As the two-hour-long show begins to approach its end, it seems we are not finished with the Luke v. Luke showdown. When the men gather for the cocktail party before the Rose Ceremony, everyone teams up to basically shit on Luke P (which, fair).

And from there, the night spirals into some grade-A petty man fighting. I mean, truly! I haven’t seen these kinds of theatrics since I was bullied over instant messenger in the 6th grade.

Hannah B. once again talks to each Luke separately, sitting in front of a humongous roaring fireplace that looks like it belongs in Bruce Wayne’s manor. Each Luke asserts that the other one is manipulative and here for the wrong reasons, Hannah B. interviewing each man like a detective sitting at a coffee-stained table under a lone lightbulb.

Eventually, Hannah B. summons both the Lukes to assemble before her, the column-figured goddess summoning men for sacrifice. It’s time to set the record straight, to cut through the bullshit. Who is telling the truth? Who is really here for her, not the Hannah B. of ABC prime-time television, but the girl who grew up in Alabama, who loves football and her family and Jesus?

The men follow her, walking toward their fate with the funereal amble of pallbearers, knowing this is it. Now or never.

And then, of course, the show ends. Because why would we let the drama, the tension end there? Take a deep inhale, hold your breath—until next Monday.

Associate Editor

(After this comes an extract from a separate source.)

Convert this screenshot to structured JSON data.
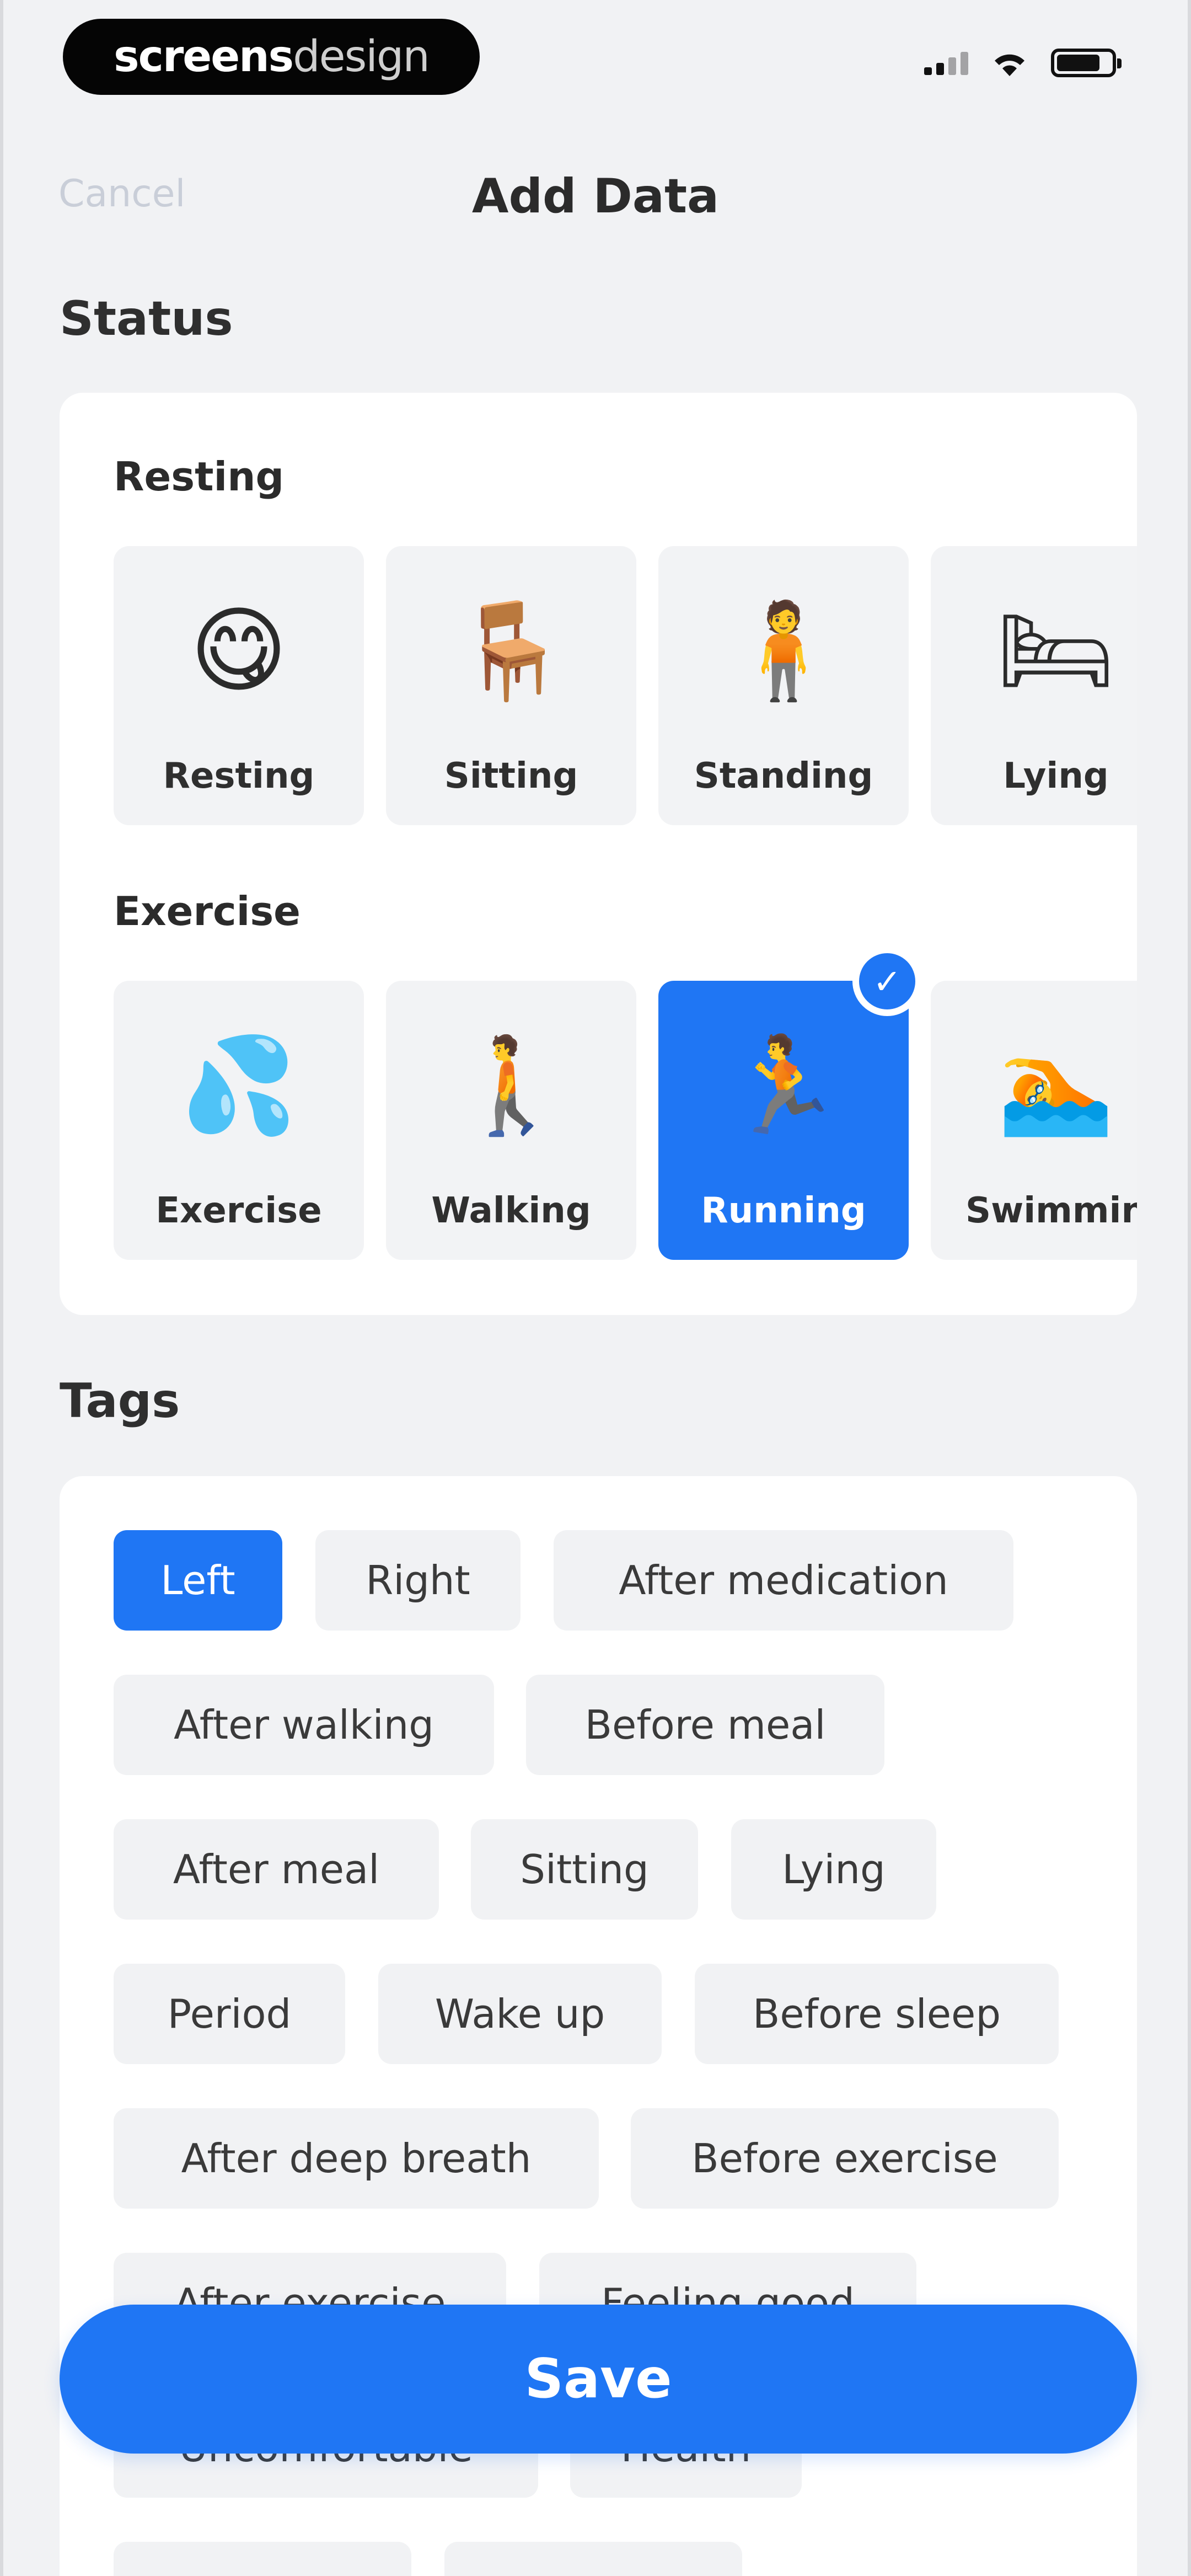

Mimi Montgomery joined Washingtonian in 2018. She previously was the editorial assistant at Walter Magazine in Raleigh, North Carolina, and her work has appeared in Outside Magazine, Washington City Paper, DCist, and PoPVille. Originally from North Carolina, she now lives in Adams Morgan.